***** Supplied records *****

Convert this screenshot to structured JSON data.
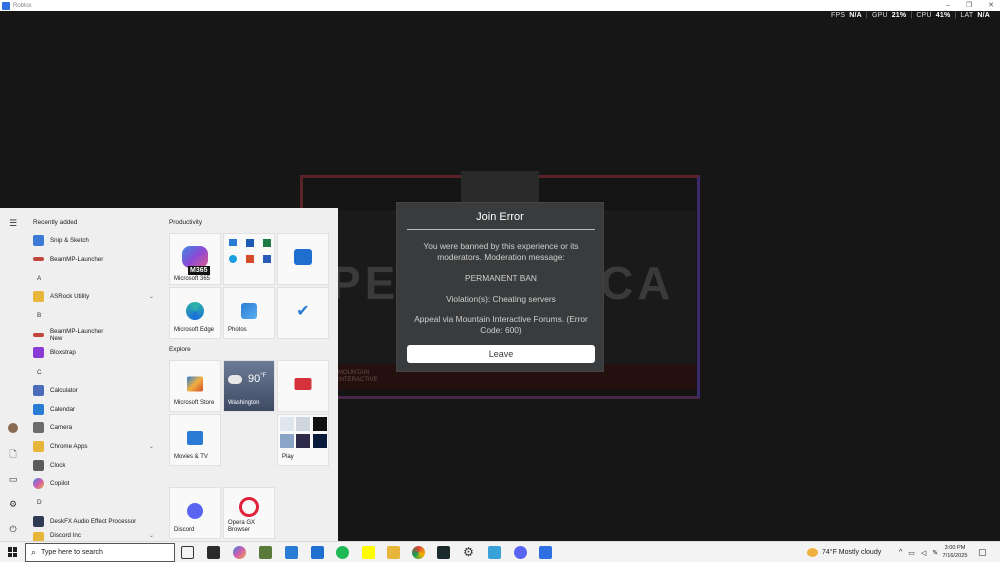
{
  "window": {
    "title": "Roblox",
    "controls": [
      "–",
      "❐",
      "✕"
    ]
  },
  "stats": [
    {
      "label": "FPS",
      "value": "N/A"
    },
    {
      "label": "GPU",
      "value": "21%"
    },
    {
      "label": "CPU",
      "value": "41%"
    },
    {
      "label": "LAT",
      "value": "N/A"
    }
  ],
  "banner": {
    "left_text": "PE",
    "right_text": "CA",
    "strip_text": "MOUNTAIN INTERACTIVE"
  },
  "dialog": {
    "title": "Join Error",
    "message": "You were banned by this experience or its moderators. Moderation message:",
    "ban_type": "PERMANENT BAN",
    "violations": "Violation(s): Cheating servers",
    "appeal": "Appeal via Mountain Interactive Forums. (Error Code: 600)",
    "leave_label": "Leave"
  },
  "startmenu": {
    "recently_added_label": "Recently added",
    "recent": [
      {
        "label": "Snip & Sketch",
        "color": "#3b7ad6"
      },
      {
        "label": "BeamMP-Launcher",
        "color": "#c0463c"
      }
    ],
    "letters": [
      "A",
      "B",
      "C",
      "D"
    ],
    "apps_a": [
      {
        "label": "ASRock Utility",
        "color": "#e8b53b"
      }
    ],
    "apps_b": [
      {
        "label": "BeamMP-Launcher",
        "sub": "New",
        "color": "#c0463c"
      },
      {
        "label": "Bloxstrap",
        "color": "#8a3bd6"
      }
    ],
    "apps_c": [
      {
        "label": "Calculator",
        "color": "#4a6dbb"
      },
      {
        "label": "Calendar",
        "color": "#2a7bd3"
      },
      {
        "label": "Camera",
        "color": "#6c6c6c"
      },
      {
        "label": "Chrome Apps",
        "color": "#e8b53b"
      },
      {
        "label": "Clock",
        "color": "#5b5b5b"
      },
      {
        "label": "Copilot",
        "color": "#d05bb0"
      }
    ],
    "apps_d": [
      {
        "label": "DeskFX Audio Effect Processor",
        "color": "#2f3b55"
      },
      {
        "label": "Discord Inc",
        "color": "#e8b53b"
      }
    ],
    "groups": [
      "Productivity",
      "Explore"
    ],
    "tiles": {
      "m365": {
        "label": "Microsoft 365",
        "badge": "M365"
      },
      "edge": {
        "label": "Microsoft Edge"
      },
      "photos": {
        "label": "Photos"
      },
      "store": {
        "label": "Microsoft Store"
      },
      "weather": {
        "label": "Washington",
        "temp": "90",
        "unit": "°F"
      },
      "movies": {
        "label": "Movies & TV"
      },
      "play": {
        "label": "Play"
      },
      "discord": {
        "label": "Discord"
      },
      "opera": {
        "label": "Opera GX Browser"
      }
    }
  },
  "taskbar": {
    "search_placeholder": "Type here to search",
    "weather": "74°F  Mostly cloudy",
    "time": "3:00 PM",
    "date": "7/16/2025"
  }
}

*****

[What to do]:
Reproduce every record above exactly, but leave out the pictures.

[Written response]:
Convert this screenshot to structured JSON data.
{
  "window": {
    "title": "Roblox",
    "controls": [
      "–",
      "❐",
      "✕"
    ]
  },
  "stats": [
    {
      "label": "FPS",
      "value": "N/A"
    },
    {
      "label": "GPU",
      "value": "21%"
    },
    {
      "label": "CPU",
      "value": "41%"
    },
    {
      "label": "LAT",
      "value": "N/A"
    }
  ],
  "banner": {
    "left_text": "PE",
    "right_text": "CA",
    "strip_text": "MOUNTAIN INTERACTIVE"
  },
  "dialog": {
    "title": "Join Error",
    "message": "You were banned by this experience or its moderators. Moderation message:",
    "ban_type": "PERMANENT BAN",
    "violations": "Violation(s): Cheating servers",
    "appeal": "Appeal via Mountain Interactive Forums. (Error Code: 600)",
    "leave_label": "Leave"
  },
  "startmenu": {
    "recently_added_label": "Recently added",
    "recent": [
      {
        "label": "Snip & Sketch",
        "color": "#3b7ad6"
      },
      {
        "label": "BeamMP-Launcher",
        "color": "#c0463c"
      }
    ],
    "letters": [
      "A",
      "B",
      "C",
      "D"
    ],
    "apps_a": [
      {
        "label": "ASRock Utility",
        "color": "#e8b53b"
      }
    ],
    "apps_b": [
      {
        "label": "BeamMP-Launcher",
        "sub": "New",
        "color": "#c0463c"
      },
      {
        "label": "Bloxstrap",
        "color": "#8a3bd6"
      }
    ],
    "apps_c": [
      {
        "label": "Calculator",
        "color": "#4a6dbb"
      },
      {
        "label": "Calendar",
        "color": "#2a7bd3"
      },
      {
        "label": "Camera",
        "color": "#6c6c6c"
      },
      {
        "label": "Chrome Apps",
        "color": "#e8b53b"
      },
      {
        "label": "Clock",
        "color": "#5b5b5b"
      },
      {
        "label": "Copilot",
        "color": "#d05bb0"
      }
    ],
    "apps_d": [
      {
        "label": "DeskFX Audio Effect Processor",
        "color": "#2f3b55"
      },
      {
        "label": "Discord Inc",
        "color": "#e8b53b"
      }
    ],
    "groups": [
      "Productivity",
      "Explore"
    ],
    "tiles": {
      "m365": {
        "label": "Microsoft 365",
        "badge": "M365"
      },
      "edge": {
        "label": "Microsoft Edge"
      },
      "photos": {
        "label": "Photos"
      },
      "store": {
        "label": "Microsoft Store"
      },
      "weather": {
        "label": "Washington",
        "temp": "90",
        "unit": "°F"
      },
      "movies": {
        "label": "Movies & TV"
      },
      "play": {
        "label": "Play"
      },
      "discord": {
        "label": "Discord"
      },
      "opera": {
        "label": "Opera GX Browser"
      }
    }
  },
  "taskbar": {
    "search_placeholder": "Type here to search",
    "weather": "74°F  Mostly cloudy",
    "time": "3:00 PM",
    "date": "7/16/2025"
  }
}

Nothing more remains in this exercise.